Read through the listing below and return only the lines containing "title".

_ _ _ _ _

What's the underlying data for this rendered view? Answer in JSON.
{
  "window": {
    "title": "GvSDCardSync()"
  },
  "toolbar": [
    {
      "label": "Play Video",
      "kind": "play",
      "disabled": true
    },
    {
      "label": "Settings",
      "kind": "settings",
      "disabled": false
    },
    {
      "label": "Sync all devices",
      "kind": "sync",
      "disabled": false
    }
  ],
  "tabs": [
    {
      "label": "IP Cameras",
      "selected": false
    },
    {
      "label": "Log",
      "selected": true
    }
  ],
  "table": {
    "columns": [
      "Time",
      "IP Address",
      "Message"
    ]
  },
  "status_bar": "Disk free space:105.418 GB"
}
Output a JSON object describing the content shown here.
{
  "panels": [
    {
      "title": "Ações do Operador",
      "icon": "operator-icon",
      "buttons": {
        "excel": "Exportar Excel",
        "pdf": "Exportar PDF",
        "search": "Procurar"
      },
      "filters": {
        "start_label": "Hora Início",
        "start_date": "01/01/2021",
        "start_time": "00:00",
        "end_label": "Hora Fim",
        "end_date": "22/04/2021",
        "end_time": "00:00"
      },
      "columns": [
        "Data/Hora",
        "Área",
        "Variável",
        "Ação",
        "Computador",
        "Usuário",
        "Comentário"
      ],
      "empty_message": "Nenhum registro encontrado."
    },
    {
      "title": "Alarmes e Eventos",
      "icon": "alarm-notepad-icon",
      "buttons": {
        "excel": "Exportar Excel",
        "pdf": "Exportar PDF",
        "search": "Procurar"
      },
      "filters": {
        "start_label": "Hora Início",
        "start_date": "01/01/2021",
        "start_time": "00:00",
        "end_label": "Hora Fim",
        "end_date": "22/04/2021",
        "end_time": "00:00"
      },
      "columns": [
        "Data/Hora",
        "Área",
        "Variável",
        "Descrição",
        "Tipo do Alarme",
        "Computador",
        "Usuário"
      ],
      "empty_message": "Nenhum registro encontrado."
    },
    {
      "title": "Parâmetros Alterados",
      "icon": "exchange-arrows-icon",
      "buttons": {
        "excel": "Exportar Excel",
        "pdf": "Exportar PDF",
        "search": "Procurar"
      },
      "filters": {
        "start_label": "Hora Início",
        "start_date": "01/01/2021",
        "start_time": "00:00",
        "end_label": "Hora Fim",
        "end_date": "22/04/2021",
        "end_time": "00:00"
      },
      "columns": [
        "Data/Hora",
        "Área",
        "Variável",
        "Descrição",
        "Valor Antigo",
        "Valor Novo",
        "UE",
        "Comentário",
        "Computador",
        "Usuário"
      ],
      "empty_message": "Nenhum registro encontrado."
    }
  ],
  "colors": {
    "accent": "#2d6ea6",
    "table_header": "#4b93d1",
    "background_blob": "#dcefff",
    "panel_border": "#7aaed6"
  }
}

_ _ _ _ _

### Response area
    "title": "GvSDCardSync()"
      "title": "Ações do Operador",
      "title": "Alarmes e Eventos",
      "title": "Parâmetros Alterados",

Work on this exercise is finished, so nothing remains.